- Work task
Reproduce the entries. Each one must match the original exactly.

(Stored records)
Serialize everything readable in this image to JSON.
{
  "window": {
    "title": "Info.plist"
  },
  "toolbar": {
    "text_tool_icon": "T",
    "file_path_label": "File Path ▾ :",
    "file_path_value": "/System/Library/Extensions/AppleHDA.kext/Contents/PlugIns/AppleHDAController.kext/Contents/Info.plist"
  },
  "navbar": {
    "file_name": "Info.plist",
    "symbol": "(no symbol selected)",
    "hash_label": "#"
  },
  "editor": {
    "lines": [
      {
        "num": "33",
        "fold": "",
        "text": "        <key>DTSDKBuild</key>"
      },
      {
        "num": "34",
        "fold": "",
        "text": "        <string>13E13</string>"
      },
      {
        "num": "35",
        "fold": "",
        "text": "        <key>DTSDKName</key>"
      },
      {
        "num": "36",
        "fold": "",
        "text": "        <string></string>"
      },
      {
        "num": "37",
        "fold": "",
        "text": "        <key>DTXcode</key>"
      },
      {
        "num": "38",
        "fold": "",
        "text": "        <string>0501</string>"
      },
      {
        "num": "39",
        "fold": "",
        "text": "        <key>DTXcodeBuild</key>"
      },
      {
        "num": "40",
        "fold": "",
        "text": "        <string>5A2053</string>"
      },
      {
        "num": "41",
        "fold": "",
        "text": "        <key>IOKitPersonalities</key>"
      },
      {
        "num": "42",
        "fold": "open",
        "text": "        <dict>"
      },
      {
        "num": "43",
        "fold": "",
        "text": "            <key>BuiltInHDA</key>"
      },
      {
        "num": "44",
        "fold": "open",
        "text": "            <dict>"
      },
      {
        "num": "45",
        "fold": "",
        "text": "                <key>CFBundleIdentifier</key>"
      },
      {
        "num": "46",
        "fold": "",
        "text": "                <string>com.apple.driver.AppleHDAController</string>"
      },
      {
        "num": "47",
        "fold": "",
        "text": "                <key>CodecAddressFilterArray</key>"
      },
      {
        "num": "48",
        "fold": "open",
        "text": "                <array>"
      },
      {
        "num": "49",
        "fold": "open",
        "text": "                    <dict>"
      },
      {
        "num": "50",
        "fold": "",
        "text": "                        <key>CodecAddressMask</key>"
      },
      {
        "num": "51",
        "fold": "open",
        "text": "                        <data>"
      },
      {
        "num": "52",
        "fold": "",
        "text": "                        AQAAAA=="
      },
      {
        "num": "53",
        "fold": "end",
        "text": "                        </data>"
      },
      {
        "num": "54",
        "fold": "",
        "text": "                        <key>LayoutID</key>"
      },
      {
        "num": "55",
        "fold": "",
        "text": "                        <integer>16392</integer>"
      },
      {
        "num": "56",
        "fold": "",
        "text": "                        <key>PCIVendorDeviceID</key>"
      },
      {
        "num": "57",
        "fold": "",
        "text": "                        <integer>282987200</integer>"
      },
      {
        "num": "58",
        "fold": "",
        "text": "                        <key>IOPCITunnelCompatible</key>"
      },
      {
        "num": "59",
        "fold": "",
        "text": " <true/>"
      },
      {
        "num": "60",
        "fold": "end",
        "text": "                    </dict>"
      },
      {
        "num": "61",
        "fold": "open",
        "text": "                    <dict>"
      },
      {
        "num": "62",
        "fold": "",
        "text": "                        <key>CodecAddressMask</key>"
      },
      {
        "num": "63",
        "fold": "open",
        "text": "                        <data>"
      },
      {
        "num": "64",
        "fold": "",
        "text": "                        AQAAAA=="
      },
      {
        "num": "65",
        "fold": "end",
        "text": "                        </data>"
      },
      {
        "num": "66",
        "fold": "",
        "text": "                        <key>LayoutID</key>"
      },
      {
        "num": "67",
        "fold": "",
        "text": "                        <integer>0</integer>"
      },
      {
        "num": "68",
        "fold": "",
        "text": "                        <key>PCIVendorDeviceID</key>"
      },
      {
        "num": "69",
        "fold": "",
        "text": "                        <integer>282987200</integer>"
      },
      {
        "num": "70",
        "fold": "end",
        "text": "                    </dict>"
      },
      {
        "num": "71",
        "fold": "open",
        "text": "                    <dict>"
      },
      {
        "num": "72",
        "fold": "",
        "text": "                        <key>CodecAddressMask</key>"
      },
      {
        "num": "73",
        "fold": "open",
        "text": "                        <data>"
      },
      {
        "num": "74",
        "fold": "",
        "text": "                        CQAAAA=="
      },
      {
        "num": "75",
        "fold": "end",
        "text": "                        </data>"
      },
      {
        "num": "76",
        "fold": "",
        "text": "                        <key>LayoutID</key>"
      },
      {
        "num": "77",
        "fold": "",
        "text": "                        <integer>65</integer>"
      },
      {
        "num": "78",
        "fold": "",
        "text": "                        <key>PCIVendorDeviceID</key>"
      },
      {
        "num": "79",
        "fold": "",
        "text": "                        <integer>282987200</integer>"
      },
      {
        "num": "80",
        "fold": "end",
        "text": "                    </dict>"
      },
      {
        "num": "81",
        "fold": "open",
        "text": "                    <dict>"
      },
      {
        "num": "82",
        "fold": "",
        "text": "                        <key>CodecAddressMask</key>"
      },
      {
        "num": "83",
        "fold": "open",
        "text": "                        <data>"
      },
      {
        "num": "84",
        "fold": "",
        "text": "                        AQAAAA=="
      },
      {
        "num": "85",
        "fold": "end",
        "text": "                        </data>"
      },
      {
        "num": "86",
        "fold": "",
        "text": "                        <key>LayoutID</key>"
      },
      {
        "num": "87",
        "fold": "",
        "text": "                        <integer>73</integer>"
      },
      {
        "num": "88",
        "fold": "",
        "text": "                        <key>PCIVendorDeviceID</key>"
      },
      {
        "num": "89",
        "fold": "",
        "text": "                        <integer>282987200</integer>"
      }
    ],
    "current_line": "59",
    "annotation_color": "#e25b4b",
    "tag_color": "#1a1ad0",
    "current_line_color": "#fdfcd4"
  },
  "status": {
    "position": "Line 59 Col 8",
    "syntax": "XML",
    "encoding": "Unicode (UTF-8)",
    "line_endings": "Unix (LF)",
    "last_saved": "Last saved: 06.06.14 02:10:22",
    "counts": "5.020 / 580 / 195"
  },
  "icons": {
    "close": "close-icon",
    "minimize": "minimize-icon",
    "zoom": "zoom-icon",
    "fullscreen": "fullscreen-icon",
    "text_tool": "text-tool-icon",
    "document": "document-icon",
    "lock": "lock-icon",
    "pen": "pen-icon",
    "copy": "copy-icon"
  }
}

- Solution
Serialize everything readable in this image to JSON.
{
  "window": {
    "title": "Info.plist"
  },
  "toolbar": {
    "text_tool_icon": "T",
    "file_path_label": "File Path ▾ :",
    "file_path_value": "/System/Library/Extensions/AppleHDA.kext/Contents/PlugIns/AppleHDAController.kext/Contents/Info.plist"
  },
  "navbar": {
    "file_name": "Info.plist",
    "symbol": "(no symbol selected)",
    "hash_label": "#"
  },
  "editor": {
    "lines": [
      {
        "num": "33",
        "fold": "",
        "text": "        <key>DTSDKBuild</key>"
      },
      {
        "num": "34",
        "fold": "",
        "text": "        <string>13E13</string>"
      },
      {
        "num": "35",
        "fold": "",
        "text": "        <key>DTSDKName</key>"
      },
      {
        "num": "36",
        "fold": "",
        "text": "        <string></string>"
      },
      {
        "num": "37",
        "fold": "",
        "text": "        <key>DTXcode</key>"
      },
      {
        "num": "38",
        "fold": "",
        "text": "        <string>0501</string>"
      },
      {
        "num": "39",
        "fold": "",
        "text": "        <key>DTXcodeBuild</key>"
      },
      {
        "num": "40",
        "fold": "",
        "text": "        <string>5A2053</string>"
      },
      {
        "num": "41",
        "fold": "",
        "text": "        <key>IOKitPersonalities</key>"
      },
      {
        "num": "42",
        "fold": "open",
        "text": "        <dict>"
      },
      {
        "num": "43",
        "fold": "",
        "text": "            <key>BuiltInHDA</key>"
      },
      {
        "num": "44",
        "fold": "open",
        "text": "            <dict>"
      },
      {
        "num": "45",
        "fold": "",
        "text": "                <key>CFBundleIdentifier</key>"
      },
      {
        "num": "46",
        "fold": "",
        "text": "                <string>com.apple.driver.AppleHDAController</string>"
      },
      {
        "num": "47",
        "fold": "",
        "text": "                <key>CodecAddressFilterArray</key>"
      },
      {
        "num": "48",
        "fold": "open",
        "text": "                <array>"
      },
      {
        "num": "49",
        "fold": "open",
        "text": "                    <dict>"
      },
      {
        "num": "50",
        "fold": "",
        "text": "                        <key>CodecAddressMask</key>"
      },
      {
        "num": "51",
        "fold": "open",
        "text": "                        <data>"
      },
      {
        "num": "52",
        "fold": "",
        "text": "                        AQAAAA=="
      },
      {
        "num": "53",
        "fold": "end",
        "text": "                        </data>"
      },
      {
        "num": "54",
        "fold": "",
        "text": "                        <key>LayoutID</key>"
      },
      {
        "num": "55",
        "fold": "",
        "text": "                        <integer>16392</integer>"
      },
      {
        "num": "56",
        "fold": "",
        "text": "                        <key>PCIVendorDeviceID</key>"
      },
      {
        "num": "57",
        "fold": "",
        "text": "                        <integer>282987200</integer>"
      },
      {
        "num": "58",
        "fold": "",
        "text": "                        <key>IOPCITunnelCompatible</key>"
      },
      {
        "num": "59",
        "fold": "",
        "text": " <true/>"
      },
      {
        "num": "60",
        "fold": "end",
        "text": "                    </dict>"
      },
      {
        "num": "61",
        "fold": "open",
        "text": "                    <dict>"
      },
      {
        "num": "62",
        "fold": "",
        "text": "                        <key>CodecAddressMask</key>"
      },
      {
        "num": "63",
        "fold": "open",
        "text": "                        <data>"
      },
      {
        "num": "64",
        "fold": "",
        "text": "                        AQAAAA=="
      },
      {
        "num": "65",
        "fold": "end",
        "text": "                        </data>"
      },
      {
        "num": "66",
        "fold": "",
        "text": "                        <key>LayoutID</key>"
      },
      {
        "num": "67",
        "fold": "",
        "text": "                        <integer>0</integer>"
      },
      {
        "num": "68",
        "fold": "",
        "text": "                        <key>PCIVendorDeviceID</key>"
      },
      {
        "num": "69",
        "fold": "",
        "text": "                        <integer>282987200</integer>"
      },
      {
        "num": "70",
        "fold": "end",
        "text": "                    </dict>"
      },
      {
        "num": "71",
        "fold": "open",
        "text": "                    <dict>"
      },
      {
        "num": "72",
        "fold": "",
        "text": "                        <key>CodecAddressMask</key>"
      },
      {
        "num": "73",
        "fold": "open",
        "text": "                        <data>"
      },
      {
        "num": "74",
        "fold": "",
        "text": "                        CQAAAA=="
      },
      {
        "num": "75",
        "fold": "end",
        "text": "                        </data>"
      },
      {
        "num": "76",
        "fold": "",
        "text": "                        <key>LayoutID</key>"
      },
      {
        "num": "77",
        "fold": "",
        "text": "                        <integer>65</integer>"
      },
      {
        "num": "78",
        "fold": "",
        "text": "                        <key>PCIVendorDeviceID</key>"
      },
      {
        "num": "79",
        "fold": "",
        "text": "                        <integer>282987200</integer>"
      },
      {
        "num": "80",
        "fold": "end",
        "text": "                    </dict>"
      },
      {
        "num": "81",
        "fold": "open",
        "text": "                    <dict>"
      },
      {
        "num": "82",
        "fold": "",
        "text": "                        <key>CodecAddressMask</key>"
      },
      {
        "num": "83",
        "fold": "open",
        "text": "                        <data>"
      },
      {
        "num": "84",
        "fold": "",
        "text": "                        AQAAAA=="
      },
      {
        "num": "85",
        "fold": "end",
        "text": "                        </data>"
      },
      {
        "num": "86",
        "fold": "",
        "text": "                        <key>LayoutID</key>"
      },
      {
        "num": "87",
        "fold": "",
        "text": "                        <integer>73</integer>"
      },
      {
        "num": "88",
        "fold": "",
        "text": "                        <key>PCIVendorDeviceID</key>"
      },
      {
        "num": "89",
        "fold": "",
        "text": "                        <integer>282987200</integer>"
      }
    ],
    "current_line": "59",
    "annotation_color": "#e25b4b",
    "tag_color": "#1a1ad0",
    "current_line_color": "#fdfcd4"
  },
  "status": {
    "position": "Line 59 Col 8",
    "syntax": "XML",
    "encoding": "Unicode (UTF-8)",
    "line_endings": "Unix (LF)",
    "last_saved": "Last saved: 06.06.14 02:10:22",
    "counts": "5.020 / 580 / 195"
  },
  "icons": {
    "close": "close-icon",
    "minimize": "minimize-icon",
    "zoom": "zoom-icon",
    "fullscreen": "fullscreen-icon",
    "text_tool": "text-tool-icon",
    "document": "document-icon",
    "lock": "lock-icon",
    "pen": "pen-icon",
    "copy": "copy-icon"
  }
}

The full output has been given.